The real truth is these movies are all foreign driven. They need domestic releases. If the economics are right, people feel like they can be commercial in a reasonable way domestically. But they’re really foreign driven. This movie would not exist without expectation of the foreign audience being vastly greater than the domestic.
Hill said he wanted to have fun with the genre:
We’re not breaking new ground. We’re trying to be entertaining within a format that’s familiar. There’s a kind of ice skating that goes on where you must let the audience know that you’re not taking yourself too seriously. But at the same time, the jokes are funny but the bullets are real. The jeopardy has to be real. When it gets outlandish, there needs to be no drift into parody – self-parody, maybe inevitable for old directors.
Hill said the film would be called a "buddy movie" but that he made "anti-buddy movies:
They don’t like each other. They’re not going to like each other. The most they’re going to achieve by the end is a kind of grudging respect. I’m just comfortable with that. It seems to be an inherently more dramatic situation than if they’re friendly and they get along and respect each other. Also, frankly, it gives you better avenue to work in humor. These things have to be leavened with humor. It actually reinforces the action.
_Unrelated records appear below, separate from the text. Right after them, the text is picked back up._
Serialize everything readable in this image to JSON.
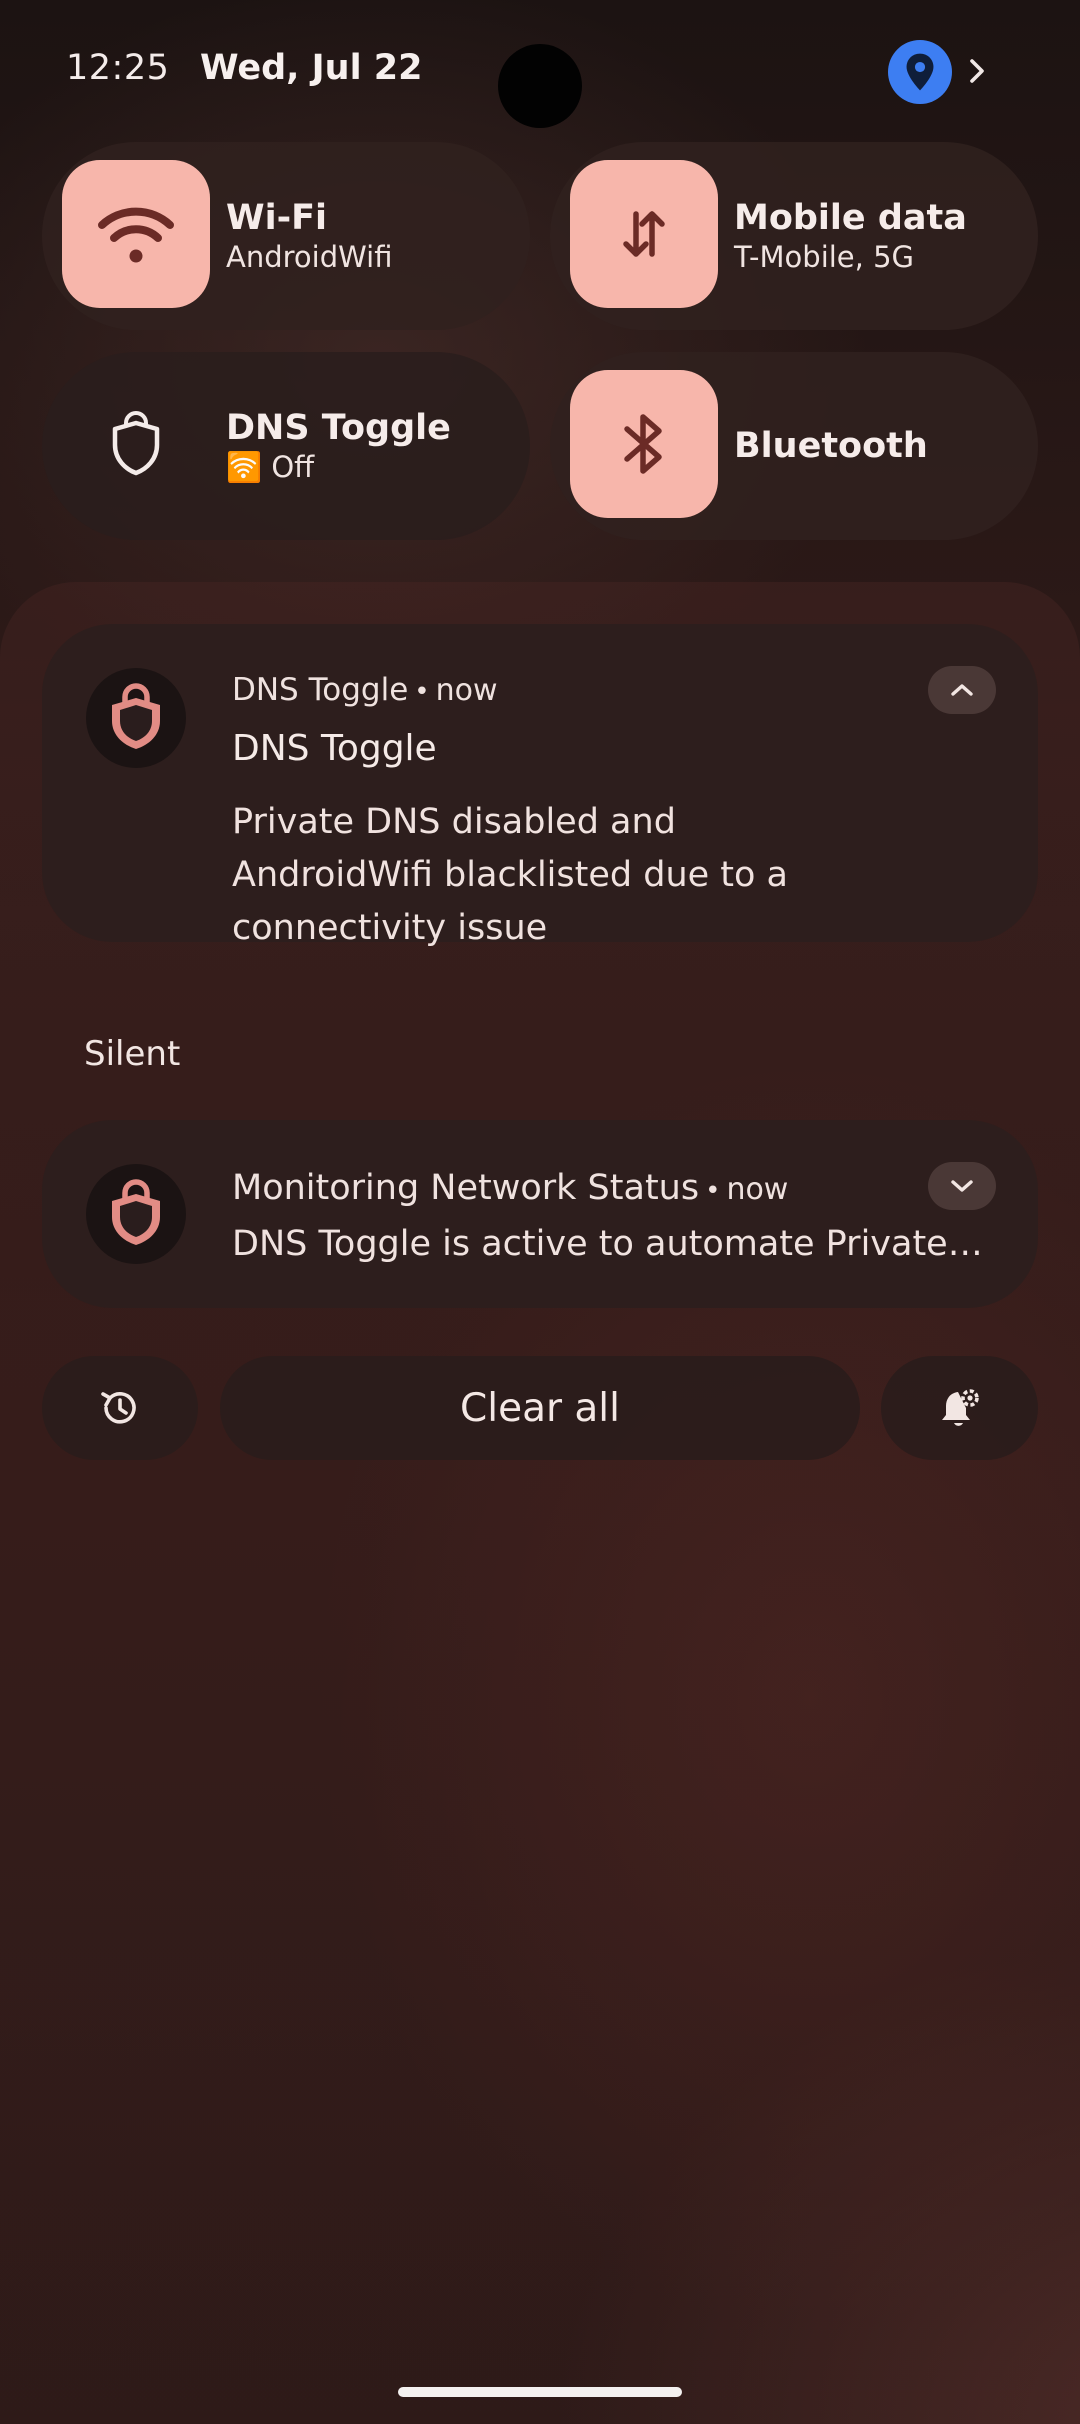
{
  "status_bar": {
    "time": "12:25",
    "date": "Wed, Jul 22",
    "location_icon": "location-pin-icon",
    "location_color": "#3d7ef2"
  },
  "quick_settings": {
    "accent_color": "#f7b6ab",
    "tiles": [
      {
        "title": "Wi-Fi",
        "subtitle": "AndroidWifi",
        "icon": "wifi-icon",
        "active": true
      },
      {
        "title": "Mobile data",
        "subtitle": "T-Mobile, 5G",
        "icon": "mobile-data-icon",
        "active": true
      },
      {
        "title": "DNS Toggle",
        "subtitle_badge": "🛜",
        "subtitle": "Off",
        "icon": "shield-icon",
        "active": false
      },
      {
        "title": "Bluetooth",
        "subtitle": "",
        "icon": "bluetooth-icon",
        "active": true
      }
    ]
  },
  "notifications": [
    {
      "app_name": "DNS Toggle",
      "separator": "•",
      "time": "now",
      "title": "DNS Toggle",
      "body": "Private DNS disabled and AndroidWifi blacklisted due to a connectivity issue",
      "expand_icon": "chevron-up-icon"
    }
  ],
  "silent_section": {
    "header": "Silent",
    "notifications": [
      {
        "app_name": "Monitoring Network Status",
        "separator": "•",
        "time": "now",
        "body": "DNS Toggle is active to automate Private DNS based on network status",
        "expand_icon": "chevron-down-icon"
      }
    ]
  },
  "footer": {
    "history_icon": "history-icon",
    "clear_all_label": "Clear all",
    "settings_icon": "notification-settings-icon"
  }
}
Bullet to the Head was shot in New Orleans and started filming on June 27, 2011. Hill:
One of the things I like about New Orleans is it feels like you’re in a western with the architecture. All the balconies, the old buildings, it feels like you’re in the 1880s. Some of it spills into the movie. I don’t know how much of it creeps into the edges and helps you or how much of it is just by design. Usually you’re trying to tell a narrative through your characters and have all this stuff bleed in around the edges.
Hill said he told Stallone "to play things more casually. I wanted him to play his natural personality as much as possible. He’s a very engaging guy. I told him, “I’m not interested in you inventing a character as much as imagining yourself as character.” He went right with that."
On August 23, 2011, it was announced that the film would be released on April 13, 2012. On February 23, 2012, the release date was moved back. It was released on February 1, 2013.
Rotten Tomatoes gives the film an approval rating of 47% based on 133 reviews. The site's consensus reads: "Bullet to the Head's unapologetically trashy thrills evoke memories of its star and director's proud cinematic pasts – but sadly, those memories are just about all it has to offer". Metacritic gives the film a score of 48/100 based on reviews from 34 critics, indicating "mixed or average reviews". Jay Weissberg of Variety called it "a kickass actioner driven by personality rather than plot".
Sylvester Stallone was nominated for a Razzie Award for Worst Actor for his performances in this film, Escape Plan and Grudge Match, where he lost to Jaden Smith for After Earth.
Bullet to the Head was Sylvester Stallone's worst opening weekend gross in 32 years, and his second-lowest opening weekend gross of all time. Bullet to the Head made $4,458,201 for its opening weekend. As of March 24, 2013, the film has grossed $9,489,829 in the United States and $12,457,380 worldwide for a total of $21,947,209, failing to bring back its $40 million budget.
The soundtrack album was released digitally on January 29, 2013 and in stores on February 19. The album features the film's score, consisting of 15 tracks composed by Steve Mazzaro and produced by Hans Zimmer.